Required action: Please reproduce the full set of data below exactly.

Input:
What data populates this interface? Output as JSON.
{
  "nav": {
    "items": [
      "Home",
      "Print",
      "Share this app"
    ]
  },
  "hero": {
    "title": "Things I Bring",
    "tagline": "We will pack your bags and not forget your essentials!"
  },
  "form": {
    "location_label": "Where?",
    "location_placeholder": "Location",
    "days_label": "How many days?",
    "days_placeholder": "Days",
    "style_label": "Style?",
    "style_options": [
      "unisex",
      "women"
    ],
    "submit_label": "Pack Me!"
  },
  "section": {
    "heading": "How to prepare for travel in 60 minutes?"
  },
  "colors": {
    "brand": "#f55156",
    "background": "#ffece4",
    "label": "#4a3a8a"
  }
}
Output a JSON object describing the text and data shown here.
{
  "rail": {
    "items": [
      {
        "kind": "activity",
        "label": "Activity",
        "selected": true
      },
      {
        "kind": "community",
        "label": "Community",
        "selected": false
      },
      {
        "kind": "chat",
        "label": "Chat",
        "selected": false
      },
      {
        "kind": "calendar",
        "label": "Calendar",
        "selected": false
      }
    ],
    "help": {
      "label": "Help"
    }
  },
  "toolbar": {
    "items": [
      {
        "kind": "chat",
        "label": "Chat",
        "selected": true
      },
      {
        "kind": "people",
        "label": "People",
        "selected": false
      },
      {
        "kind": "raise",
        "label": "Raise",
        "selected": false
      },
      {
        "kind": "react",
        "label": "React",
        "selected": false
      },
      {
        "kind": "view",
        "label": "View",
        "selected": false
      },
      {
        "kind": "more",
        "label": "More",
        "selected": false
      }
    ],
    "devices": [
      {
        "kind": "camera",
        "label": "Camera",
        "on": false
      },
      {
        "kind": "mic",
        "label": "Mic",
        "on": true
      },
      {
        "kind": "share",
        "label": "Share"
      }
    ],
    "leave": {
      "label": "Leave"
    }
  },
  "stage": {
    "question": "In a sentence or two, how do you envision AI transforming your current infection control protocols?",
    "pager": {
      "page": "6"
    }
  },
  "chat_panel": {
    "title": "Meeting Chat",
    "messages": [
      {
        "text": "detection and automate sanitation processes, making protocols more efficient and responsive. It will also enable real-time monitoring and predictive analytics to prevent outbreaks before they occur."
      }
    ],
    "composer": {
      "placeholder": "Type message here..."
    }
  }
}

Answer below:
What data populates this interface? Output as JSON.
{
  "nav": {
    "items": [
      "Home",
      "Print",
      "Share this app"
    ]
  },
  "hero": {
    "title": "Things I Bring",
    "tagline": "We will pack your bags and not forget your essentials!"
  },
  "form": {
    "location_label": "Where?",
    "location_placeholder": "Location",
    "days_label": "How many days?",
    "days_placeholder": "Days",
    "style_label": "Style?",
    "style_options": [
      "unisex",
      "women"
    ],
    "submit_label": "Pack Me!"
  },
  "section": {
    "heading": "How to prepare for travel in 60 minutes?"
  },
  "colors": {
    "brand": "#f55156",
    "background": "#ffece4",
    "label": "#4a3a8a"
  }
}
Output a JSON object describing the text and data shown here.
{
  "rail": {
    "items": [
      {
        "kind": "activity",
        "label": "Activity",
        "selected": true
      },
      {
        "kind": "community",
        "label": "Community",
        "selected": false
      },
      {
        "kind": "chat",
        "label": "Chat",
        "selected": false
      },
      {
        "kind": "calendar",
        "label": "Calendar",
        "selected": false
      }
    ],
    "help": {
      "label": "Help"
    }
  },
  "toolbar": {
    "items": [
      {
        "kind": "chat",
        "label": "Chat",
        "selected": true
      },
      {
        "kind": "people",
        "label": "People",
        "selected": false
      },
      {
        "kind": "raise",
        "label": "Raise",
        "selected": false
      },
      {
        "kind": "react",
        "label": "React",
        "selected": false
      },
      {
        "kind": "view",
        "label": "View",
        "selected": false
      },
      {
        "kind": "more",
        "label": "More",
        "selected": false
      }
    ],
    "devices": [
      {
        "kind": "camera",
        "label": "Camera",
        "on": false
      },
      {
        "kind": "mic",
        "label": "Mic",
        "on": true
      },
      {
        "kind": "share",
        "label": "Share"
      }
    ],
    "leave": {
      "label": "Leave"
    }
  },
  "stage": {
    "question": "In a sentence or two, how do you envision AI transforming your current infection control protocols?",
    "pager": {
      "page": "6"
    }
  },
  "chat_panel": {
    "title": "Meeting Chat",
    "messages": [
      {
        "text": "detection and automate sanitation processes, making protocols more efficient and responsive. It will also enable real-time monitoring and predictive analytics to prevent outbreaks before they occur."
      }
    ],
    "composer": {
      "placeholder": "Type message here..."
    }
  }
}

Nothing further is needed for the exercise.